What you will do:
Going through the material below, please gather all lines with the word "Giải" in them.

(Exercise input begins)

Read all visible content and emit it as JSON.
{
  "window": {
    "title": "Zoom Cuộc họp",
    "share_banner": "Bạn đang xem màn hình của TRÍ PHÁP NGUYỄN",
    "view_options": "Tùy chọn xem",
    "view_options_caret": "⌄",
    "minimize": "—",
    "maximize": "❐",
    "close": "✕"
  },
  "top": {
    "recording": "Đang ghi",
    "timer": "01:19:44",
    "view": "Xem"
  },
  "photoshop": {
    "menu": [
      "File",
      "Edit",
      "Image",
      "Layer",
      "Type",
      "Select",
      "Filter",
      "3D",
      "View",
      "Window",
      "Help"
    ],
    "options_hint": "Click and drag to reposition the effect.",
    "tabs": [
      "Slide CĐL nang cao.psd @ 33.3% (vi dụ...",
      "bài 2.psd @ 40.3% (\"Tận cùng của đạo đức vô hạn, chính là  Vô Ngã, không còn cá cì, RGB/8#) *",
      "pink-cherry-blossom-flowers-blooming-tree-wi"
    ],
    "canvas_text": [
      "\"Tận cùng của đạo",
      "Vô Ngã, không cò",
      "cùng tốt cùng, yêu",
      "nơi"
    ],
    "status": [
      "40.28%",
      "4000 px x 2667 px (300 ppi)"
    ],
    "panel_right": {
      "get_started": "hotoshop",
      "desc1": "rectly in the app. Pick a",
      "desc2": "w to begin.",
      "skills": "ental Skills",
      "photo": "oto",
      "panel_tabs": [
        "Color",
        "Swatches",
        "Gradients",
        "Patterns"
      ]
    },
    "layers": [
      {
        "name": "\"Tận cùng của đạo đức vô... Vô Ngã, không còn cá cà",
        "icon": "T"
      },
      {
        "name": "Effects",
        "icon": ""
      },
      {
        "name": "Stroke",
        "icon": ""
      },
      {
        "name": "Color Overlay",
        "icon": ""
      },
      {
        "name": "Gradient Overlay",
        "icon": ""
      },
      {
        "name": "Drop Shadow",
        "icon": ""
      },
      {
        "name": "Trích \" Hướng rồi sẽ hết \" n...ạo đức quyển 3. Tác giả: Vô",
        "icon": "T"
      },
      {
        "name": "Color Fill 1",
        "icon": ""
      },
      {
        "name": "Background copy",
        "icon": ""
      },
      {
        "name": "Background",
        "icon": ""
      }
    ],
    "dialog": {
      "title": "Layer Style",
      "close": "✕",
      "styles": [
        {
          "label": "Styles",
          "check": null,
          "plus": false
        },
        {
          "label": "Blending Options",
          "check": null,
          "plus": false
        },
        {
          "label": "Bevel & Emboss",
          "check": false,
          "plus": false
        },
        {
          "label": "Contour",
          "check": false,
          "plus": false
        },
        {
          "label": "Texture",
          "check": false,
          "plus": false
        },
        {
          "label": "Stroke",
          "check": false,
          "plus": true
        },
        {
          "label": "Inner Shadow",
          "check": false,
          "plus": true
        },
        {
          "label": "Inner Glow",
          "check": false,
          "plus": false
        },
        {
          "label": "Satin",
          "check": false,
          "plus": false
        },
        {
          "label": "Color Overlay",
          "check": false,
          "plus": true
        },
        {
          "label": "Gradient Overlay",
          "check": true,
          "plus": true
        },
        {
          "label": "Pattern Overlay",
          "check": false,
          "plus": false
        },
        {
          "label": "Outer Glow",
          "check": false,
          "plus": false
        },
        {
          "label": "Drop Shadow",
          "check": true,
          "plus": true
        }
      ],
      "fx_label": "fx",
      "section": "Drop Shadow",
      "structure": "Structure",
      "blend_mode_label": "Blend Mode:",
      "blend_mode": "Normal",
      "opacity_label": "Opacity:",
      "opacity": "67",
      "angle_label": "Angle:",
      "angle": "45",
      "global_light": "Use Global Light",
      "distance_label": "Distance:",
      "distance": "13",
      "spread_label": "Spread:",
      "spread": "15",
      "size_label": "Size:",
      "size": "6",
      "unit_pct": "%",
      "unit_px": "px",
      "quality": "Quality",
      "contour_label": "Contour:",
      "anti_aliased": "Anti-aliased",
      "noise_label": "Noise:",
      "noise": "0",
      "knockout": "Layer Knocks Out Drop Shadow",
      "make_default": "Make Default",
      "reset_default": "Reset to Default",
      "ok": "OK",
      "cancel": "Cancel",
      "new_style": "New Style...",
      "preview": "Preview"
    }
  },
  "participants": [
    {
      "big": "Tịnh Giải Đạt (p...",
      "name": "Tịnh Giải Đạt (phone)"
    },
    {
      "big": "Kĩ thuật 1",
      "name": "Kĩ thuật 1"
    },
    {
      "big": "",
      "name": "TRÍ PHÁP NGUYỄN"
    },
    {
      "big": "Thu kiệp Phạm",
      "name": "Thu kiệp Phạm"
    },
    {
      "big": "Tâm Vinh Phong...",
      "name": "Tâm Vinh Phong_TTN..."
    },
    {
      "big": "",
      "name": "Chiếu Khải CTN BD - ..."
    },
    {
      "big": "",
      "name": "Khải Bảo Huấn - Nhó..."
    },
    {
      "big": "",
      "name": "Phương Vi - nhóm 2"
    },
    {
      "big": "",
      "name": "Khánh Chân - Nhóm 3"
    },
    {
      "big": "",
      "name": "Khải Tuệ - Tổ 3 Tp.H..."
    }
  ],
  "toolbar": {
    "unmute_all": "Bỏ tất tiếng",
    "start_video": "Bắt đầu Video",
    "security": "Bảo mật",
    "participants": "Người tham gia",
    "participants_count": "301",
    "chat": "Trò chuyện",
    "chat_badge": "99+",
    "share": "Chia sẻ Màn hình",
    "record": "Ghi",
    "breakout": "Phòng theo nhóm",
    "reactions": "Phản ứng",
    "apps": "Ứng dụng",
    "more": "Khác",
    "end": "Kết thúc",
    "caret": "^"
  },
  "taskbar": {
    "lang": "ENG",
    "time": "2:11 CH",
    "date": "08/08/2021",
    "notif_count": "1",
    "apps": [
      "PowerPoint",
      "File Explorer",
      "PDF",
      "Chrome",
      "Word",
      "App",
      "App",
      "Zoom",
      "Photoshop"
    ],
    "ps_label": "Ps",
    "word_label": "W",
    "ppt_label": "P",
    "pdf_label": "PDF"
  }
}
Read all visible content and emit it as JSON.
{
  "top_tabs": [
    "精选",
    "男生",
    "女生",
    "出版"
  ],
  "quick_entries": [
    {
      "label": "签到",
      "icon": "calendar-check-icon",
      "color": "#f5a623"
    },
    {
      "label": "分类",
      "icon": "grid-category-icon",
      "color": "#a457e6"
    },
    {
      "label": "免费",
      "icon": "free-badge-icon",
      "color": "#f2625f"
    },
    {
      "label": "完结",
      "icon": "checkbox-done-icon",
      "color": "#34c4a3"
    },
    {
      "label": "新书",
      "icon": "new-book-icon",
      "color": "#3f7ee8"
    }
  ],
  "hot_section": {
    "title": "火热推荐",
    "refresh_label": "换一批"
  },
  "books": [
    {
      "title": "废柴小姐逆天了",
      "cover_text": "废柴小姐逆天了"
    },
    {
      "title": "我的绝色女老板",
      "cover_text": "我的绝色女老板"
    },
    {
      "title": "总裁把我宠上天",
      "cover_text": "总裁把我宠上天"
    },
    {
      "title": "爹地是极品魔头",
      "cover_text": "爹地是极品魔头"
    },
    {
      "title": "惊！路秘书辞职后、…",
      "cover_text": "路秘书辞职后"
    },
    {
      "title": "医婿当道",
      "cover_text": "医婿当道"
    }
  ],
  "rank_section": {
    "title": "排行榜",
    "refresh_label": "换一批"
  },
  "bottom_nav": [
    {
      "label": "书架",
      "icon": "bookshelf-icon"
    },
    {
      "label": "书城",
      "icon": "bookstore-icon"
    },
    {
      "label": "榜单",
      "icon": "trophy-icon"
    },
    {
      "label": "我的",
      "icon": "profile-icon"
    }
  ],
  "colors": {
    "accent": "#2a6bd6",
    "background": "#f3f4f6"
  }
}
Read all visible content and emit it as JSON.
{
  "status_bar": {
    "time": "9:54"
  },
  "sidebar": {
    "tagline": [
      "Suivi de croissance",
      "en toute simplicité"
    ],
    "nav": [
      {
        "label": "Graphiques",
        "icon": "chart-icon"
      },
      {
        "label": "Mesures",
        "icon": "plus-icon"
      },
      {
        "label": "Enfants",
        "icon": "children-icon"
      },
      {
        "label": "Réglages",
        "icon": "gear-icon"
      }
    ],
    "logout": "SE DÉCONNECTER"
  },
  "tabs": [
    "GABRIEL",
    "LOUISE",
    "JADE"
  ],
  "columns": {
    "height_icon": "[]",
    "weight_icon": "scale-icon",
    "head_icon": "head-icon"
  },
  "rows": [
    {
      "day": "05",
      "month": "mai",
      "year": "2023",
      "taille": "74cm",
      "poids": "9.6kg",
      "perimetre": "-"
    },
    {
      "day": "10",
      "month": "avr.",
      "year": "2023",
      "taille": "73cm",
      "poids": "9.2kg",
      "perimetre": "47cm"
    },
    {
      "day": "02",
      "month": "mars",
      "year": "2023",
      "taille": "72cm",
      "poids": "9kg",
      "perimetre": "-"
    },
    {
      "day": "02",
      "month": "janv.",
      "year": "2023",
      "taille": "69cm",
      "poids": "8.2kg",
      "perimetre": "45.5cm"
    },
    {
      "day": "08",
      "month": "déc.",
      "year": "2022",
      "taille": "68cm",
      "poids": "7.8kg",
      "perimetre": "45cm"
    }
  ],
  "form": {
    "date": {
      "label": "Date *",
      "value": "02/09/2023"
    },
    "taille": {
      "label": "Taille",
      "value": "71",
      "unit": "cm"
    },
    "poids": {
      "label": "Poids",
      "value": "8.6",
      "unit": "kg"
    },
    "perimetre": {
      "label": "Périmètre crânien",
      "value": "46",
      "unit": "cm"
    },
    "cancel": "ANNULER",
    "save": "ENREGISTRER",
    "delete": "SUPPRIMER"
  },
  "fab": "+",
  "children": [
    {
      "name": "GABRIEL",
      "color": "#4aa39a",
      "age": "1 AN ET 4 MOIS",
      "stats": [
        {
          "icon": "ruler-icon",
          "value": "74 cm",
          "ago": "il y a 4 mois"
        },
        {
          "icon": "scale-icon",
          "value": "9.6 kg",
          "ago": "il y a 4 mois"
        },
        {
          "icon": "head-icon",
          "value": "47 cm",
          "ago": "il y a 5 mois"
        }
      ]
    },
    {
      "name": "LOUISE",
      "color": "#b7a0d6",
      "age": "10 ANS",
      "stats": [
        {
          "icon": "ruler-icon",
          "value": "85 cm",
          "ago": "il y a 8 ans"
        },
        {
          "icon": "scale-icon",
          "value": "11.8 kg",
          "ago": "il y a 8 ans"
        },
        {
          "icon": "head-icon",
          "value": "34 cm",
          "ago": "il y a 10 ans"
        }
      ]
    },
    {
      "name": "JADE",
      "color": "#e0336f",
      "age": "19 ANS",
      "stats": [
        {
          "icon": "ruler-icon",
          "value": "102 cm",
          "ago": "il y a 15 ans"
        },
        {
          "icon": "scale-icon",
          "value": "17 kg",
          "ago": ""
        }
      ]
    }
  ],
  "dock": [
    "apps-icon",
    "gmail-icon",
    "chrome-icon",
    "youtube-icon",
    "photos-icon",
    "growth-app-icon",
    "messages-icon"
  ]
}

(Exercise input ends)

Answer to the exercise:
      "big": "Tịnh Giải Đạt (p...",
      "name": "Tịnh Giải Đạt (phone)"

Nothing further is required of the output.